───── Data in this exercise ─────
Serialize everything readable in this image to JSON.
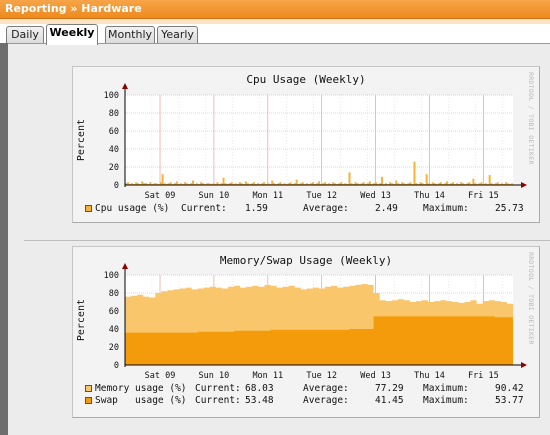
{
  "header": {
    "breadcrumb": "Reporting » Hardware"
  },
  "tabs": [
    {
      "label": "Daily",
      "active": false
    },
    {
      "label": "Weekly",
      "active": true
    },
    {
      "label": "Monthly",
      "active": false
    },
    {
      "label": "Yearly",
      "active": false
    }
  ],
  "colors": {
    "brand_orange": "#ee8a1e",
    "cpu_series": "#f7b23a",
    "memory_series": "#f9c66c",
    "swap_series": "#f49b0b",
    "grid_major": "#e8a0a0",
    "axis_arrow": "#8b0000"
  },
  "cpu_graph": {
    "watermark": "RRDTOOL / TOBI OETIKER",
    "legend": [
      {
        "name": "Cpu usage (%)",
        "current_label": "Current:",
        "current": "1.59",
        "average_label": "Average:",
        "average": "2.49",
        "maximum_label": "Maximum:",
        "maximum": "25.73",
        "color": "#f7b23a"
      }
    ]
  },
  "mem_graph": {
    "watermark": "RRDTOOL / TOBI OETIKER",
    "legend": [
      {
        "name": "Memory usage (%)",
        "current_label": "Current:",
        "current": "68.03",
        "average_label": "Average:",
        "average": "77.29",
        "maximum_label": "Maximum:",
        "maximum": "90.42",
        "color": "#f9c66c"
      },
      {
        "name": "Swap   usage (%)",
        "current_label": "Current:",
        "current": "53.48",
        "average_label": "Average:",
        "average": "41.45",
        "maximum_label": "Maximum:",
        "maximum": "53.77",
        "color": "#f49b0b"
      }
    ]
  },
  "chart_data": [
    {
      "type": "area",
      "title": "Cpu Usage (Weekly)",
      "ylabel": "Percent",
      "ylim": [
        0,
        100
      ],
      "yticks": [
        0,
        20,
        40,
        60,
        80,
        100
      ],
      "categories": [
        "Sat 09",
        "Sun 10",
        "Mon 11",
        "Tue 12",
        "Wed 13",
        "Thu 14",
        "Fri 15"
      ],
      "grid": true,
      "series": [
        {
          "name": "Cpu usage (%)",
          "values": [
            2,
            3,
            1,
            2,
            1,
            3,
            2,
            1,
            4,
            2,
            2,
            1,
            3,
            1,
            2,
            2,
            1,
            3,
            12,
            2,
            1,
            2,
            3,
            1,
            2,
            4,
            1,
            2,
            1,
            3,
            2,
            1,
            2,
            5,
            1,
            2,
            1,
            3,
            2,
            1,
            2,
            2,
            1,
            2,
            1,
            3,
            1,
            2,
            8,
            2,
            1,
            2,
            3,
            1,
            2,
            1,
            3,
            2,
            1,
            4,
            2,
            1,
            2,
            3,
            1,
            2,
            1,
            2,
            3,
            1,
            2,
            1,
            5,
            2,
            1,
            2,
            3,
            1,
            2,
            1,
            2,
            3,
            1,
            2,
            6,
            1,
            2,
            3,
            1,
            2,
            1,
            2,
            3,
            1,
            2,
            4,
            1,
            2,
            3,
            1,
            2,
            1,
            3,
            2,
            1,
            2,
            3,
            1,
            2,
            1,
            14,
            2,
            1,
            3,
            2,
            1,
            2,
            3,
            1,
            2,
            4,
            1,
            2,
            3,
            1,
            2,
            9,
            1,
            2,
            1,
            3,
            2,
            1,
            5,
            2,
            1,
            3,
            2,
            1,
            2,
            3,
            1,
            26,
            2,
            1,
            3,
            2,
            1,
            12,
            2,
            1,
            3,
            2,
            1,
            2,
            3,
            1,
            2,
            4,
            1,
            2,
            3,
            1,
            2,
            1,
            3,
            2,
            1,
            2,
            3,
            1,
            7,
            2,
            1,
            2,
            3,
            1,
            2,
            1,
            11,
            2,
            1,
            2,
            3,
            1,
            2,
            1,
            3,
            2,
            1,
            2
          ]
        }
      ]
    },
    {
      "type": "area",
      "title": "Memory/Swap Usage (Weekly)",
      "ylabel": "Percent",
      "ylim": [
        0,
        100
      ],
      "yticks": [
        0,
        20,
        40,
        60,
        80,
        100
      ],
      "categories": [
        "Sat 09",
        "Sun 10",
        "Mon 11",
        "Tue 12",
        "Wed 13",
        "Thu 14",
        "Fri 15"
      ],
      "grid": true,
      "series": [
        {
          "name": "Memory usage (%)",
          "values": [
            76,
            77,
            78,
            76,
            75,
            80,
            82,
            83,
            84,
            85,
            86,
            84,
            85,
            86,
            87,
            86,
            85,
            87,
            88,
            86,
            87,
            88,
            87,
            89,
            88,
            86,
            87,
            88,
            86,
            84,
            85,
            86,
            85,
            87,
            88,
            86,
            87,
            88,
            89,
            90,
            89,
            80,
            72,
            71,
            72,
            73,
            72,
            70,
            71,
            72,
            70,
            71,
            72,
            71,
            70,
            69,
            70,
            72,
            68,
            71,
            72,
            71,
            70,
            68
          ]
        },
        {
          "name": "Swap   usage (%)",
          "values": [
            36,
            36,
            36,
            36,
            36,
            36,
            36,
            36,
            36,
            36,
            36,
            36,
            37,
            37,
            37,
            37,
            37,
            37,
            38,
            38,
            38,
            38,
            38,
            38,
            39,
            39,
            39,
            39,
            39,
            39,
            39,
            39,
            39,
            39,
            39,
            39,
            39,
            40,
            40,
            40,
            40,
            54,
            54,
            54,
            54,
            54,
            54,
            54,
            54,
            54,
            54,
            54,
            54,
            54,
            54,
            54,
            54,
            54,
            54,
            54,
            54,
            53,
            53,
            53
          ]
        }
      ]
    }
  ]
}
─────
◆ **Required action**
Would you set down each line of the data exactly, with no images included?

◆ **Output of the task**
Serialize everything readable in this image to JSON.
{
  "header": {
    "breadcrumb": "Reporting » Hardware"
  },
  "tabs": [
    {
      "label": "Daily",
      "active": false
    },
    {
      "label": "Weekly",
      "active": true
    },
    {
      "label": "Monthly",
      "active": false
    },
    {
      "label": "Yearly",
      "active": false
    }
  ],
  "colors": {
    "brand_orange": "#ee8a1e",
    "cpu_series": "#f7b23a",
    "memory_series": "#f9c66c",
    "swap_series": "#f49b0b",
    "grid_major": "#e8a0a0",
    "axis_arrow": "#8b0000"
  },
  "cpu_graph": {
    "watermark": "RRDTOOL / TOBI OETIKER",
    "legend": [
      {
        "name": "Cpu usage (%)",
        "current_label": "Current:",
        "current": "1.59",
        "average_label": "Average:",
        "average": "2.49",
        "maximum_label": "Maximum:",
        "maximum": "25.73",
        "color": "#f7b23a"
      }
    ]
  },
  "mem_graph": {
    "watermark": "RRDTOOL / TOBI OETIKER",
    "legend": [
      {
        "name": "Memory usage (%)",
        "current_label": "Current:",
        "current": "68.03",
        "average_label": "Average:",
        "average": "77.29",
        "maximum_label": "Maximum:",
        "maximum": "90.42",
        "color": "#f9c66c"
      },
      {
        "name": "Swap   usage (%)",
        "current_label": "Current:",
        "current": "53.48",
        "average_label": "Average:",
        "average": "41.45",
        "maximum_label": "Maximum:",
        "maximum": "53.77",
        "color": "#f49b0b"
      }
    ]
  },
  "chart_data": [
    {
      "type": "area",
      "title": "Cpu Usage (Weekly)",
      "ylabel": "Percent",
      "ylim": [
        0,
        100
      ],
      "yticks": [
        0,
        20,
        40,
        60,
        80,
        100
      ],
      "categories": [
        "Sat 09",
        "Sun 10",
        "Mon 11",
        "Tue 12",
        "Wed 13",
        "Thu 14",
        "Fri 15"
      ],
      "grid": true,
      "series": [
        {
          "name": "Cpu usage (%)",
          "values": [
            2,
            3,
            1,
            2,
            1,
            3,
            2,
            1,
            4,
            2,
            2,
            1,
            3,
            1,
            2,
            2,
            1,
            3,
            12,
            2,
            1,
            2,
            3,
            1,
            2,
            4,
            1,
            2,
            1,
            3,
            2,
            1,
            2,
            5,
            1,
            2,
            1,
            3,
            2,
            1,
            2,
            2,
            1,
            2,
            1,
            3,
            1,
            2,
            8,
            2,
            1,
            2,
            3,
            1,
            2,
            1,
            3,
            2,
            1,
            4,
            2,
            1,
            2,
            3,
            1,
            2,
            1,
            2,
            3,
            1,
            2,
            1,
            5,
            2,
            1,
            2,
            3,
            1,
            2,
            1,
            2,
            3,
            1,
            2,
            6,
            1,
            2,
            3,
            1,
            2,
            1,
            2,
            3,
            1,
            2,
            4,
            1,
            2,
            3,
            1,
            2,
            1,
            3,
            2,
            1,
            2,
            3,
            1,
            2,
            1,
            14,
            2,
            1,
            3,
            2,
            1,
            2,
            3,
            1,
            2,
            4,
            1,
            2,
            3,
            1,
            2,
            9,
            1,
            2,
            1,
            3,
            2,
            1,
            5,
            2,
            1,
            3,
            2,
            1,
            2,
            3,
            1,
            26,
            2,
            1,
            3,
            2,
            1,
            12,
            2,
            1,
            3,
            2,
            1,
            2,
            3,
            1,
            2,
            4,
            1,
            2,
            3,
            1,
            2,
            1,
            3,
            2,
            1,
            2,
            3,
            1,
            7,
            2,
            1,
            2,
            3,
            1,
            2,
            1,
            11,
            2,
            1,
            2,
            3,
            1,
            2,
            1,
            3,
            2,
            1,
            2
          ]
        }
      ]
    },
    {
      "type": "area",
      "title": "Memory/Swap Usage (Weekly)",
      "ylabel": "Percent",
      "ylim": [
        0,
        100
      ],
      "yticks": [
        0,
        20,
        40,
        60,
        80,
        100
      ],
      "categories": [
        "Sat 09",
        "Sun 10",
        "Mon 11",
        "Tue 12",
        "Wed 13",
        "Thu 14",
        "Fri 15"
      ],
      "grid": true,
      "series": [
        {
          "name": "Memory usage (%)",
          "values": [
            76,
            77,
            78,
            76,
            75,
            80,
            82,
            83,
            84,
            85,
            86,
            84,
            85,
            86,
            87,
            86,
            85,
            87,
            88,
            86,
            87,
            88,
            87,
            89,
            88,
            86,
            87,
            88,
            86,
            84,
            85,
            86,
            85,
            87,
            88,
            86,
            87,
            88,
            89,
            90,
            89,
            80,
            72,
            71,
            72,
            73,
            72,
            70,
            71,
            72,
            70,
            71,
            72,
            71,
            70,
            69,
            70,
            72,
            68,
            71,
            72,
            71,
            70,
            68
          ]
        },
        {
          "name": "Swap   usage (%)",
          "values": [
            36,
            36,
            36,
            36,
            36,
            36,
            36,
            36,
            36,
            36,
            36,
            36,
            37,
            37,
            37,
            37,
            37,
            37,
            38,
            38,
            38,
            38,
            38,
            38,
            39,
            39,
            39,
            39,
            39,
            39,
            39,
            39,
            39,
            39,
            39,
            39,
            39,
            40,
            40,
            40,
            40,
            54,
            54,
            54,
            54,
            54,
            54,
            54,
            54,
            54,
            54,
            54,
            54,
            54,
            54,
            54,
            54,
            54,
            54,
            54,
            54,
            53,
            53,
            53
          ]
        }
      ]
    }
  ]
}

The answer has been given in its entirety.